June/July 2016 ActionLine

Someone has to take a stand.” Learn how Maryland kindergarten teachers took a stand against the Kindergarten Readiness Assessment when it interfered with essential instructional time. Discover how Ruthie the dog brought curriculum to life in an Allegany County elementary school? Read how to build a reflective practice with an end-of-the-year review. 

March/April 2016 ActionLine

One school in Prince George’s County is helping immigrant students thrive. MSEA’s testing campaign reached more than 1,000,000 Marylanders. MSEA is addressing new teacher induction issues. Learn more about equity literacy and how you can make a difference in your students’ success with culturally relevant instruction. ESPs scored a big victory from the Court of Appeals. Focus on educators from Dorchester and St. Mary’s counties. 

January/February 2016 ActionLine

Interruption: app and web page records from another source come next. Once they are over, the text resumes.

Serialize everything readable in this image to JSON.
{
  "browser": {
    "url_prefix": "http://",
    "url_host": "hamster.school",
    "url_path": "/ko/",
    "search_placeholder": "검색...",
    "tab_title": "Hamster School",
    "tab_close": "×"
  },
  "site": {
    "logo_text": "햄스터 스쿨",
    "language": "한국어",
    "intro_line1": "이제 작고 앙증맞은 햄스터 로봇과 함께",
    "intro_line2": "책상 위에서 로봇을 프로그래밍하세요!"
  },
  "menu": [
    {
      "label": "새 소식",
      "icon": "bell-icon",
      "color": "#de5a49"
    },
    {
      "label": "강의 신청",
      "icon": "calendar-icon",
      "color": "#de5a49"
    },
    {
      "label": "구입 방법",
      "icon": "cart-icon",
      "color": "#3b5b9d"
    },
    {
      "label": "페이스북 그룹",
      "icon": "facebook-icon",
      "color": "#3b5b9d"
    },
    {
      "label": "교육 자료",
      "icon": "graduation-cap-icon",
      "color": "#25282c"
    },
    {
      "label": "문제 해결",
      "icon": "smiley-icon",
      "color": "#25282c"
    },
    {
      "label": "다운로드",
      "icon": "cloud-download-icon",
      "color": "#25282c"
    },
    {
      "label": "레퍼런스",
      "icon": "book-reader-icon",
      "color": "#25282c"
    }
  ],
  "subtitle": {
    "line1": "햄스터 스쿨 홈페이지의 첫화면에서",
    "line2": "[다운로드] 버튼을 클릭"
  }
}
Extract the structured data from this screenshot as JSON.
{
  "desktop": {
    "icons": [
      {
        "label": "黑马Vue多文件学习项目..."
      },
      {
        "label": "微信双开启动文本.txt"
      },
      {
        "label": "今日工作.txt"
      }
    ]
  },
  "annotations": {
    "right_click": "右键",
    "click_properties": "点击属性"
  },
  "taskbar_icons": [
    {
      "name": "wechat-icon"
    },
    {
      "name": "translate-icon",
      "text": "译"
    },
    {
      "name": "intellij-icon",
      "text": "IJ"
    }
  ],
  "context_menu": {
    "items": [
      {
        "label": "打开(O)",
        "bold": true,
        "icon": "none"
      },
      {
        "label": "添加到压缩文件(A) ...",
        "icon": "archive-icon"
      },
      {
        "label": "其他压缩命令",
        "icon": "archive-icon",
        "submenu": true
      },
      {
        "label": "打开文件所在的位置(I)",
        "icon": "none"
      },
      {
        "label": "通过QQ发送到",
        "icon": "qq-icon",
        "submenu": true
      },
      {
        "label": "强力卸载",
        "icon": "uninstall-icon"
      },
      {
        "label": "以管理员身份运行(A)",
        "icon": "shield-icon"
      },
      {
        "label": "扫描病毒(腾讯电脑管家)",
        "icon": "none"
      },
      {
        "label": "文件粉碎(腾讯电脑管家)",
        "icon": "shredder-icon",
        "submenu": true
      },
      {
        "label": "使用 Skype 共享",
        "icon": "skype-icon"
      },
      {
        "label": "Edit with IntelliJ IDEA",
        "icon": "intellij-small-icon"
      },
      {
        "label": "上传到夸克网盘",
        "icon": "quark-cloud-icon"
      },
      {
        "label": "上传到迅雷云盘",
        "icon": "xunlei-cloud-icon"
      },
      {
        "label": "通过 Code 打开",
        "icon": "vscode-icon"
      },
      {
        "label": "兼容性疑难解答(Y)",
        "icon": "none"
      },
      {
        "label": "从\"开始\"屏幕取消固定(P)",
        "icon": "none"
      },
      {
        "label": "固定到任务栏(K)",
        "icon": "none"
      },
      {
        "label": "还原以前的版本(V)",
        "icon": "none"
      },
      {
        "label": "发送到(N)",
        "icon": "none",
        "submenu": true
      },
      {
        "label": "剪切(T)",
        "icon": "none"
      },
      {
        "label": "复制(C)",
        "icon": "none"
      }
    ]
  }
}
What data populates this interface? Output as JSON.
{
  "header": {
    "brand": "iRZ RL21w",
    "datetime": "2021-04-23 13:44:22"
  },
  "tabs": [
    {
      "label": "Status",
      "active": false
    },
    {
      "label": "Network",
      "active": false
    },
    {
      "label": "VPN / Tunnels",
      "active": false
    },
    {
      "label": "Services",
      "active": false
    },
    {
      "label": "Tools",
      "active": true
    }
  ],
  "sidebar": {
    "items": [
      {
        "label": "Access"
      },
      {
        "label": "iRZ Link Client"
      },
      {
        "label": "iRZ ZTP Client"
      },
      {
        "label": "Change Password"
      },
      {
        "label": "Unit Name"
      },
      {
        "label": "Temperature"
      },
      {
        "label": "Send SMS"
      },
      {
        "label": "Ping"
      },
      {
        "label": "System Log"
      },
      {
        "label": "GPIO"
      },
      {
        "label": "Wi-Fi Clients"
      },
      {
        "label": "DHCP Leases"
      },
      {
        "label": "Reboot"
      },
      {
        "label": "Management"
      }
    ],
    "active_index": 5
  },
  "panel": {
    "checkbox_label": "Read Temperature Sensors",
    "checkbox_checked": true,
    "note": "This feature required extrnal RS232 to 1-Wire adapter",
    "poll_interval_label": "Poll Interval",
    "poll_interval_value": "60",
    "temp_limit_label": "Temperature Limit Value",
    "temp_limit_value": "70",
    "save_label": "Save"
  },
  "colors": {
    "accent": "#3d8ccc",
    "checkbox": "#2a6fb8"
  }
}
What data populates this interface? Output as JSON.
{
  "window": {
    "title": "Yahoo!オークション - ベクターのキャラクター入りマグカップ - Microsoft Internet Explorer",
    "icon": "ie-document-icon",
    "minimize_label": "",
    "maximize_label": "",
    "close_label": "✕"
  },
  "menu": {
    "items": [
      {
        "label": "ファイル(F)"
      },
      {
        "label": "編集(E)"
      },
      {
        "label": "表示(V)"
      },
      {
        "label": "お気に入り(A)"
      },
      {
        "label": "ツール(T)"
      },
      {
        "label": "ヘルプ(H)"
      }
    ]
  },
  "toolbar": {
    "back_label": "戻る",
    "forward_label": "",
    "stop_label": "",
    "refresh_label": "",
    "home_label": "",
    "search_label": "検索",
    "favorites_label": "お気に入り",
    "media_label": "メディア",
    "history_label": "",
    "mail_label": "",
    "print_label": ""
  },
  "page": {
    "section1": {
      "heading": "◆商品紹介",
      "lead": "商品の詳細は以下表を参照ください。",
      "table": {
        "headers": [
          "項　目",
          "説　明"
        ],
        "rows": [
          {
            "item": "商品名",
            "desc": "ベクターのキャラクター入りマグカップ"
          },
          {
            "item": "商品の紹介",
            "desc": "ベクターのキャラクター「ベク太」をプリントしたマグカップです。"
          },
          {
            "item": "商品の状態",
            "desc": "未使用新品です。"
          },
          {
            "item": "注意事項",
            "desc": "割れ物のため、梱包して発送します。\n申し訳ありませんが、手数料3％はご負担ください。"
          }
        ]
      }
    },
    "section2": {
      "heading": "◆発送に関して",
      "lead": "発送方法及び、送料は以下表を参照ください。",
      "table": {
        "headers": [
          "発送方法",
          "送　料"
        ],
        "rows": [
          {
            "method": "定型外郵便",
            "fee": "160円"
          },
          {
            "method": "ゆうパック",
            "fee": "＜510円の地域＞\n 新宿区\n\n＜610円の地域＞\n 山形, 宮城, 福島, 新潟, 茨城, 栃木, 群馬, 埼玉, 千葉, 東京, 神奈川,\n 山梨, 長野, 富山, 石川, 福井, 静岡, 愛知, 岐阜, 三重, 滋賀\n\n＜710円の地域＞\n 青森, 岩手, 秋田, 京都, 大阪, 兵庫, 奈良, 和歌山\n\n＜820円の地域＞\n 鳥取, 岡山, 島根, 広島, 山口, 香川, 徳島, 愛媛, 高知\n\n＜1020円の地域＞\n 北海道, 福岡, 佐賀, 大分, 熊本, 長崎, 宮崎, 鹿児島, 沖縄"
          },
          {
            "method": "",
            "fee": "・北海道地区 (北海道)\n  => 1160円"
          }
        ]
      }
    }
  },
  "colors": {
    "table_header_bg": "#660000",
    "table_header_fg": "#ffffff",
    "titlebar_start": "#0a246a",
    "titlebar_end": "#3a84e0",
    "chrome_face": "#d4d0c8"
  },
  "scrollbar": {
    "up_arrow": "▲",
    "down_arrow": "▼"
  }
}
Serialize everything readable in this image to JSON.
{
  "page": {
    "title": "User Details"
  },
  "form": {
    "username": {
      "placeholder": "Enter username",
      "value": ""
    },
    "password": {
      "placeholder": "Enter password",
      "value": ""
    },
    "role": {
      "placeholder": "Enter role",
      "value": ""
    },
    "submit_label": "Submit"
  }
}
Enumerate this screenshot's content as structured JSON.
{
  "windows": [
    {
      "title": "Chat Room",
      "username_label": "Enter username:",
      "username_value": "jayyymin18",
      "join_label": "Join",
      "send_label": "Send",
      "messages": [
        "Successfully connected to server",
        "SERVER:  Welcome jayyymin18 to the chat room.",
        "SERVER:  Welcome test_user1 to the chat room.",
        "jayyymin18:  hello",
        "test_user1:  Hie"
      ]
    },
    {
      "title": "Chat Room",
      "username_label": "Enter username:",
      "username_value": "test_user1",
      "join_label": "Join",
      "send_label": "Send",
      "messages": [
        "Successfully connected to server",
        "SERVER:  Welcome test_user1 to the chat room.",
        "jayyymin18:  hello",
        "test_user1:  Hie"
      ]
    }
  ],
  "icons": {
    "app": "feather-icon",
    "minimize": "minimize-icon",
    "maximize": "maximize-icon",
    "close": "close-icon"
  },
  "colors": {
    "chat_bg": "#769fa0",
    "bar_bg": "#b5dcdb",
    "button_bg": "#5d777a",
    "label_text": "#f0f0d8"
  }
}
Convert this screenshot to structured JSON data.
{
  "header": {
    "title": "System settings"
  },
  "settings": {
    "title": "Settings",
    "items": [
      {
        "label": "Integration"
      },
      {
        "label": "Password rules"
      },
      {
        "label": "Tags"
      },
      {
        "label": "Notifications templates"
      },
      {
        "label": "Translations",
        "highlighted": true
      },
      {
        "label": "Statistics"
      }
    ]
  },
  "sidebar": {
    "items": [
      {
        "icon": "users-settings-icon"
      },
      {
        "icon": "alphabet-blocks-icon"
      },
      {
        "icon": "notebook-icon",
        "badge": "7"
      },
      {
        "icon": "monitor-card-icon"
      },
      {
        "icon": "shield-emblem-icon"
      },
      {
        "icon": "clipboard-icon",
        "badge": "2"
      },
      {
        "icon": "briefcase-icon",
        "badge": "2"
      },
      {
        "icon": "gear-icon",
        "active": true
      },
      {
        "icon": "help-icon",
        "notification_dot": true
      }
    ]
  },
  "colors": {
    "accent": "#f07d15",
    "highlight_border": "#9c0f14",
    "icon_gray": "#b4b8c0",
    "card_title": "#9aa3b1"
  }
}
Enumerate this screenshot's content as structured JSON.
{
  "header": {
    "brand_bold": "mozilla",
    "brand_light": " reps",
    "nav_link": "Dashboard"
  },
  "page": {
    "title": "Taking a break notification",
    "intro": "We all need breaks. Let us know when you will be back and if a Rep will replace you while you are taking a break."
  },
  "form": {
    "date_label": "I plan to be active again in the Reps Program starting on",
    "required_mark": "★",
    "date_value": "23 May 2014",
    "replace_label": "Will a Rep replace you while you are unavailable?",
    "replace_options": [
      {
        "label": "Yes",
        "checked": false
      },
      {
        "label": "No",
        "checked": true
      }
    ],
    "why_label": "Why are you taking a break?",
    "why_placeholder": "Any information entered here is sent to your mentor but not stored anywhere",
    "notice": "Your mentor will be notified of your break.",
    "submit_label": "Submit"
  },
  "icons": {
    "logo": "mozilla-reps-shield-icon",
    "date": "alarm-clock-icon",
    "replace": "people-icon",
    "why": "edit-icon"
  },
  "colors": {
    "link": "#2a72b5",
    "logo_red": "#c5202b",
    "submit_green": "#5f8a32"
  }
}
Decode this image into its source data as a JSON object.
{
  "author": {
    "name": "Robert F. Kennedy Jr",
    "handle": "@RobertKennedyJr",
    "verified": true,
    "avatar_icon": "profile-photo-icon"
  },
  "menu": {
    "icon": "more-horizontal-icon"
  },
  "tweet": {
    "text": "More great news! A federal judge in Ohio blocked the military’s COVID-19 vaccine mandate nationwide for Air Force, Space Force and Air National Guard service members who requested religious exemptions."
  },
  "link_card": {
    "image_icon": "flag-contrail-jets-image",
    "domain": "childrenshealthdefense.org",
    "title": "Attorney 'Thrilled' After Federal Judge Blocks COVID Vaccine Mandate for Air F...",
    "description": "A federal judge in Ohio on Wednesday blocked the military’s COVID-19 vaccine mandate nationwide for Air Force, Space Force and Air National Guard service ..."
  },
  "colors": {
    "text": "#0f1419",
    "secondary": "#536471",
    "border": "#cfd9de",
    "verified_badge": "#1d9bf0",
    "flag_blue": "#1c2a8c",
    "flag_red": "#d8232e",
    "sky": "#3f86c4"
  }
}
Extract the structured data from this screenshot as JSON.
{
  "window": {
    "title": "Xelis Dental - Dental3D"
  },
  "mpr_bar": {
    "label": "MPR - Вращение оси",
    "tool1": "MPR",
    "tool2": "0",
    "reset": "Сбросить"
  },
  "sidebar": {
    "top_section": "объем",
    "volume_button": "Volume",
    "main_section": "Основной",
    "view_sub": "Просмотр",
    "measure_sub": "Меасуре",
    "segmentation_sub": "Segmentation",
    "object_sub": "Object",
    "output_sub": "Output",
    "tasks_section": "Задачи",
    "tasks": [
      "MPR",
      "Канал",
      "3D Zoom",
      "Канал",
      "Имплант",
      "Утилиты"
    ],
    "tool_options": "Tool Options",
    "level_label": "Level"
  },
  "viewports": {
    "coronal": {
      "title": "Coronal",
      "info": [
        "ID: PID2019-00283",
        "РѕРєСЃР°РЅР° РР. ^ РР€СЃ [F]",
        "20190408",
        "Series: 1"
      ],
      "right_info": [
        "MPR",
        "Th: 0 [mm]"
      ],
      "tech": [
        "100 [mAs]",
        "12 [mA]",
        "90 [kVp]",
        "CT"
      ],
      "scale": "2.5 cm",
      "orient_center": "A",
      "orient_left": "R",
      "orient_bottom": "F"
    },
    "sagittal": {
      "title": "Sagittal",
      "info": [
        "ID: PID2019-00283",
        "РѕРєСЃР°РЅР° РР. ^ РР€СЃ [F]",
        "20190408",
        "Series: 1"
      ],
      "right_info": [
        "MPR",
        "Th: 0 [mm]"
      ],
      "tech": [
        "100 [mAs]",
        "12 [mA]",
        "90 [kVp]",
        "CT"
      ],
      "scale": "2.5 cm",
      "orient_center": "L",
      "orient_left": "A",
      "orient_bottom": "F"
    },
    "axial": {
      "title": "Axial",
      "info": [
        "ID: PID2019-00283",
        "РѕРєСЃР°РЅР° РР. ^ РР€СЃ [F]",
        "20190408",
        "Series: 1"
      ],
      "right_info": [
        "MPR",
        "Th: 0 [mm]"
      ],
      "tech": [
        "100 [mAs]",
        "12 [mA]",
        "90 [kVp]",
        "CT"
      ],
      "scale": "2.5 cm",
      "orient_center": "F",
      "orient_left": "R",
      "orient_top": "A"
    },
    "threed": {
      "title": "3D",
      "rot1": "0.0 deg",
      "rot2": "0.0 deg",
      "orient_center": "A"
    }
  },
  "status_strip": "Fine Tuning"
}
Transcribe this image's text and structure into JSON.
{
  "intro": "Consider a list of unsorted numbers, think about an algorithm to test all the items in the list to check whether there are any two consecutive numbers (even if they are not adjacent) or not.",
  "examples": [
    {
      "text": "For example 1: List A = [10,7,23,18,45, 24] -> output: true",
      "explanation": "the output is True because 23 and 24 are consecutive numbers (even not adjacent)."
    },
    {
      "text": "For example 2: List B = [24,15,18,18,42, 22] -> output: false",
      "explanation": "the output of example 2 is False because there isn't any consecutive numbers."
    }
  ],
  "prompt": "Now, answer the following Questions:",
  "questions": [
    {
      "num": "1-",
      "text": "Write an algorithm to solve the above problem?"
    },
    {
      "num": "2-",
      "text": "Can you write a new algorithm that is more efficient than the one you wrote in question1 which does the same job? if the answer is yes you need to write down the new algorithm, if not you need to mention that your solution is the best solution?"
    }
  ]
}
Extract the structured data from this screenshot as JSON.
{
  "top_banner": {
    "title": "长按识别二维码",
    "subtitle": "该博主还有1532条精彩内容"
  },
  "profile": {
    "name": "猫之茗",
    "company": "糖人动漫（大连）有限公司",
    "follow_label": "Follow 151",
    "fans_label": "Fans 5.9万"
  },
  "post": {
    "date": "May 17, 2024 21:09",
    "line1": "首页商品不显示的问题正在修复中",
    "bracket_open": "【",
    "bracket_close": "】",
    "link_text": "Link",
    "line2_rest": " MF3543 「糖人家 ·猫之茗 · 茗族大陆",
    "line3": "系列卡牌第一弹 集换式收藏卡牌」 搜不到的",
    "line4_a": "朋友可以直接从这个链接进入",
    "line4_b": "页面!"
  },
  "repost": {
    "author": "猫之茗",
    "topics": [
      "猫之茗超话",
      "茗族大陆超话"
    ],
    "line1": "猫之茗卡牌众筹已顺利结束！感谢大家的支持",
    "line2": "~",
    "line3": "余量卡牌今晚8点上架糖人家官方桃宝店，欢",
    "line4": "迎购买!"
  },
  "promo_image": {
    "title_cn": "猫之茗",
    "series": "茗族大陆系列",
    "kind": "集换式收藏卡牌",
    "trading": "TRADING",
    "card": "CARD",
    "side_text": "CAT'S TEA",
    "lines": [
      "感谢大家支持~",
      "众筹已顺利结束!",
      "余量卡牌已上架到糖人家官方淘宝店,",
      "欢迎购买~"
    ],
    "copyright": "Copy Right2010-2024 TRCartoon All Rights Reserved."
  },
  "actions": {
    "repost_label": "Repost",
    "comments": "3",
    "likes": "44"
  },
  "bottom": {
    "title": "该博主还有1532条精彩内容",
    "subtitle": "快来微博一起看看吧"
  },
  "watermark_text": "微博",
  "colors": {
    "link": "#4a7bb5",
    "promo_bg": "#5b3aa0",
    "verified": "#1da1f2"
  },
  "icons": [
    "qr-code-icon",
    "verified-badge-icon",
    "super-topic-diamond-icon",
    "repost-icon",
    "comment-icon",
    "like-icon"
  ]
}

Meet seven young activists who are setting the tone of 21st-century public education activism. MSEA meets the state commission and makes eight common sense recommendations for testing sanity. Learn more about the Friedrichs v California Teachers Association. Retirees take off in Baltimore and Charles counties.